The actor, writer and composer told BBC Radio 4’s Desert Island Discs the tragedy during kindergarten made him “very aware” of the spectre of death.
Miranda, 39, said his friend accidentally drowned, which made him “aware of the ticking clock earlier”.
He added: “And I think I am drawn to characters who are very aware of it.”
Miranda shot to fame in 2015 when Hamilton became a Broadway smash. The show uses hip-hop to tell the story of Alexander Hamilton, one of the founding fathers of the United States, who died in a duel in 1804.
The character raps in the show: “I imagine death so much it feels more like a memory/When is it gonna get me?”
Desert Island Discs host Lauren Laverne asked whether his idols – such as Hamilton, Rent writer Jonathan Larson, who died at the age of 35, and late Cabaret choreographer and director Bob Fosse – were connected because their stories all contain “the ticking clock”.
‘Six months of grey’
Miranda replied: “I think you’re marked by your awareness of it and how much you let it affect your day-to-day.
“Part of it is growing up in New York. You’re kind of always a little on alert. And I also experienced death at a young age.”
Speaking about the death of his kindergarten friend, he said: “It’s one of those terrible stories where each of the parents thought she was with someone else, and she drowned in the lake behind their home.
“I have this memory of nursery school of just six months of grey – of my friend, who used to go to this class, didn’t go any more. And I remember the morning my mother told me. When that hits you early, you’re aware of the ticking clock earlier.”
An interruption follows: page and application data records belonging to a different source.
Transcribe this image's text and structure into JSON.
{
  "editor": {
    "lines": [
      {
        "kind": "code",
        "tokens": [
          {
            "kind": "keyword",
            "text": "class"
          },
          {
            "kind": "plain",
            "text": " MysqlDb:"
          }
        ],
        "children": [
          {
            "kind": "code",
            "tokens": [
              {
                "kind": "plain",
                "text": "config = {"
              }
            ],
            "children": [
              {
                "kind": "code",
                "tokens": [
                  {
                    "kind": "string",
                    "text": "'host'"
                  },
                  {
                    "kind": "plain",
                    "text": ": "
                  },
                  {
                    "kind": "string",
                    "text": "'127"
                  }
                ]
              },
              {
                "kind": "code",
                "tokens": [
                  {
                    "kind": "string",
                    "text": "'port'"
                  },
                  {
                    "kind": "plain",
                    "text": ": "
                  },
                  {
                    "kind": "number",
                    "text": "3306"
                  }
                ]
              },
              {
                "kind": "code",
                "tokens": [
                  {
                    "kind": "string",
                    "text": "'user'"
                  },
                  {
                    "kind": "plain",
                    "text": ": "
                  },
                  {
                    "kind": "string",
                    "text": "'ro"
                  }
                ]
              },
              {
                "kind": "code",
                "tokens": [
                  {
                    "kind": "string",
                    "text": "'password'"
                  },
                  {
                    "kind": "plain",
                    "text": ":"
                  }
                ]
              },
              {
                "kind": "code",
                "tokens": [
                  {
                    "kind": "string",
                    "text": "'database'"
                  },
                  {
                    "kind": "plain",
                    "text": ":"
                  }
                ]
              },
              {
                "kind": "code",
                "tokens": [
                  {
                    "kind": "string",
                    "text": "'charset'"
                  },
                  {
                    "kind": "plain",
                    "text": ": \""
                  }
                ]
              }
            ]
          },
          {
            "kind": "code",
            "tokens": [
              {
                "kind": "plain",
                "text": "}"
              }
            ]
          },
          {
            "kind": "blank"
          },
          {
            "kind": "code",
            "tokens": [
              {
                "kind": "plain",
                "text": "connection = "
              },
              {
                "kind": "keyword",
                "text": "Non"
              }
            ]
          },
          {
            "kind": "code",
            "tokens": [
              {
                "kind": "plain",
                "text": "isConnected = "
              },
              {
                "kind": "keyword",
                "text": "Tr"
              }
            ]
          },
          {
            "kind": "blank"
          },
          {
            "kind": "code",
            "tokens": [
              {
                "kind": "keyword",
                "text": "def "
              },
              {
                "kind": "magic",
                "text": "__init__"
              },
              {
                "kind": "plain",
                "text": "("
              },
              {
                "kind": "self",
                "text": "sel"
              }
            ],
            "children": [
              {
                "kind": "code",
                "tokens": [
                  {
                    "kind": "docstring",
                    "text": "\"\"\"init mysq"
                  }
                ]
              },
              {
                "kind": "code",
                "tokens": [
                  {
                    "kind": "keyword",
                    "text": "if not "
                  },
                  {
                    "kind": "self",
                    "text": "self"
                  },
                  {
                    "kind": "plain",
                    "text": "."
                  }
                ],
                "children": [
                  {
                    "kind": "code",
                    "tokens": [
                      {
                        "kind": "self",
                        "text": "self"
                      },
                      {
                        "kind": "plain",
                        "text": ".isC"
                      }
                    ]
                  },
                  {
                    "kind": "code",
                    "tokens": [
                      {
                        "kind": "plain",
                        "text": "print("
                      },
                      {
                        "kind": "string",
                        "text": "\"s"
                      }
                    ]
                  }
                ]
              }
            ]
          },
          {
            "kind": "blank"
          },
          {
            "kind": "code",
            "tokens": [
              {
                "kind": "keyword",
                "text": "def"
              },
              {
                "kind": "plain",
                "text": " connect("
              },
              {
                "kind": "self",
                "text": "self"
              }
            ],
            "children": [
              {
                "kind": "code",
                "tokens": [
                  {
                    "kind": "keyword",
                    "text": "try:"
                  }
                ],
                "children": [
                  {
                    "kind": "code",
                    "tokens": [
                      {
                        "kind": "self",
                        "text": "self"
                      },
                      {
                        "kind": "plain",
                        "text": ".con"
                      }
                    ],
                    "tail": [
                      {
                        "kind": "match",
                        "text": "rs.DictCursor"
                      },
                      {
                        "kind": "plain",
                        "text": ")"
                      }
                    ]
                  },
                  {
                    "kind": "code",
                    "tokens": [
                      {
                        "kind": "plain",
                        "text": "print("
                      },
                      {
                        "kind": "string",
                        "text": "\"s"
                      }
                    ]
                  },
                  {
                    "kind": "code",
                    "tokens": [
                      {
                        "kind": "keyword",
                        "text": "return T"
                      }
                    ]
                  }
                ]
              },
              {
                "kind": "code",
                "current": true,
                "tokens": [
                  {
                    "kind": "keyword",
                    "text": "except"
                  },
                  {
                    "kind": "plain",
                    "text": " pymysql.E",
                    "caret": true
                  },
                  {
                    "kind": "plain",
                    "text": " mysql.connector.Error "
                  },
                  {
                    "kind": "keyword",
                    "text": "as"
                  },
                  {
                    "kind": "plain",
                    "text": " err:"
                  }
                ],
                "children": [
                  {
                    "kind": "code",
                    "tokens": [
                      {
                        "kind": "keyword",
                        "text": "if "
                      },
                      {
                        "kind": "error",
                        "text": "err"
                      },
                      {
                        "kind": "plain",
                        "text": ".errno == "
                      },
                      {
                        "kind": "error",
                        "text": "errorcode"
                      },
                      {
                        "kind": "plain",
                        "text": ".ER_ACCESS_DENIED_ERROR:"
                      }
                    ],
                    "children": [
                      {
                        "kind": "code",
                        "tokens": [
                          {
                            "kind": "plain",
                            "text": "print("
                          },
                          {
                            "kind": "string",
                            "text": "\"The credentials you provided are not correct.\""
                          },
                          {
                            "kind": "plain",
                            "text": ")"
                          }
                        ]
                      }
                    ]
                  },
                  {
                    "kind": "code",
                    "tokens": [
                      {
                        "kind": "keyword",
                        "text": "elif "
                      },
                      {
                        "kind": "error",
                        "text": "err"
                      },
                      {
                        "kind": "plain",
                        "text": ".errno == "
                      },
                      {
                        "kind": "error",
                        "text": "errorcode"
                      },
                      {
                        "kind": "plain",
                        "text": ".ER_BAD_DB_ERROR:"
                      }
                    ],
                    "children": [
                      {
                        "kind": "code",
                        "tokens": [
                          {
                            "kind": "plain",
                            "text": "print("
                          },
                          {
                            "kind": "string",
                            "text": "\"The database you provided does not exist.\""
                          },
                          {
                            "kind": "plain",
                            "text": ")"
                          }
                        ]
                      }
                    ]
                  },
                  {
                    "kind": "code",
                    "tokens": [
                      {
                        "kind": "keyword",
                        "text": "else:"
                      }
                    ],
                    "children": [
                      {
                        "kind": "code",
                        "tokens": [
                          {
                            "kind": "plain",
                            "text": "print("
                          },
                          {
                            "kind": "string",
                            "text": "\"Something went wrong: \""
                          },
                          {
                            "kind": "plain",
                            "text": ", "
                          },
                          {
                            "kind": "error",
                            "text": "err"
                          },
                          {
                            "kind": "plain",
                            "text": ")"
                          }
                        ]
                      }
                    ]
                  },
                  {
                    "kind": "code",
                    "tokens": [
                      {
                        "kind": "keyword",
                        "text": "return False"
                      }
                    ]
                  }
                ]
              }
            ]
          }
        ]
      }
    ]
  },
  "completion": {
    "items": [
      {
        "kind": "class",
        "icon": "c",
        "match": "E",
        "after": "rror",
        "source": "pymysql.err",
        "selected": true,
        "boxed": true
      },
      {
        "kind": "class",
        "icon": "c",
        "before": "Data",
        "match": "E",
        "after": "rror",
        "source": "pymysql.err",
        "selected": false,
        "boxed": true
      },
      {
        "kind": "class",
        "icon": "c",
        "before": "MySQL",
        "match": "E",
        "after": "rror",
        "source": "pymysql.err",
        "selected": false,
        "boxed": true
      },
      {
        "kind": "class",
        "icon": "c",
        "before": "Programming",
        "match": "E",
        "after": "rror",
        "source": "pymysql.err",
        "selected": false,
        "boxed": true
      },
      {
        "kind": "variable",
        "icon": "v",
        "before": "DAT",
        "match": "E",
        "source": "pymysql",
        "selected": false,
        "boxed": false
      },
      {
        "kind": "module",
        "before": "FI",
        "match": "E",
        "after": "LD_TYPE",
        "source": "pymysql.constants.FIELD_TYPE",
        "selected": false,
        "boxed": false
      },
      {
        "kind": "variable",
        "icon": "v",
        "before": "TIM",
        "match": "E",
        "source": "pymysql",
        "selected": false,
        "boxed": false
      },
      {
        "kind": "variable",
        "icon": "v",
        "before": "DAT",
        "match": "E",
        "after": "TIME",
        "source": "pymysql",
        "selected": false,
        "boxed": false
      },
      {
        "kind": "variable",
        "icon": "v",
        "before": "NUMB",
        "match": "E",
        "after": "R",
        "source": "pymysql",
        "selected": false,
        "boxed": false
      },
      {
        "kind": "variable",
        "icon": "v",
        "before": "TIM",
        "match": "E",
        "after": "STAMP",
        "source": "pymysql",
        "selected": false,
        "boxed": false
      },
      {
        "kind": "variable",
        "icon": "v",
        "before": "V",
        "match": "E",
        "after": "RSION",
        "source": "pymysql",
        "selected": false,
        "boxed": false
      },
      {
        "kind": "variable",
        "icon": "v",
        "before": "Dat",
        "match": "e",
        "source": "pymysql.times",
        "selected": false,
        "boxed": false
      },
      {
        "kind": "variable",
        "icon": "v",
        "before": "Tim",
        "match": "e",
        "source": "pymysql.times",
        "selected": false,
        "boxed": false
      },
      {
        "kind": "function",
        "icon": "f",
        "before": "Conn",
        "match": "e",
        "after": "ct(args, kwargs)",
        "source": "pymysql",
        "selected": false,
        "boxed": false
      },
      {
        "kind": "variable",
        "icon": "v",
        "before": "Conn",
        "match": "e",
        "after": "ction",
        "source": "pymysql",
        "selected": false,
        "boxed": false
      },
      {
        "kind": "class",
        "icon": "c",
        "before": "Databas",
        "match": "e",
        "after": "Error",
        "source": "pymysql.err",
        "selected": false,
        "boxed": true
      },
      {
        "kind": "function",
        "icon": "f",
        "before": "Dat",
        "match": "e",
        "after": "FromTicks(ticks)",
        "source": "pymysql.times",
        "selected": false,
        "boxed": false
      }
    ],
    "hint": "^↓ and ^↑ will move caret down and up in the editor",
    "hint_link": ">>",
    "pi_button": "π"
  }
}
Miranda’s career has also included roles in Mary Poppins Returns and the forthcoming BBC adaptation of Philip Pullman’s His Dark Materials. He is also currently making a film version of his first Broadway musical, In The Heights.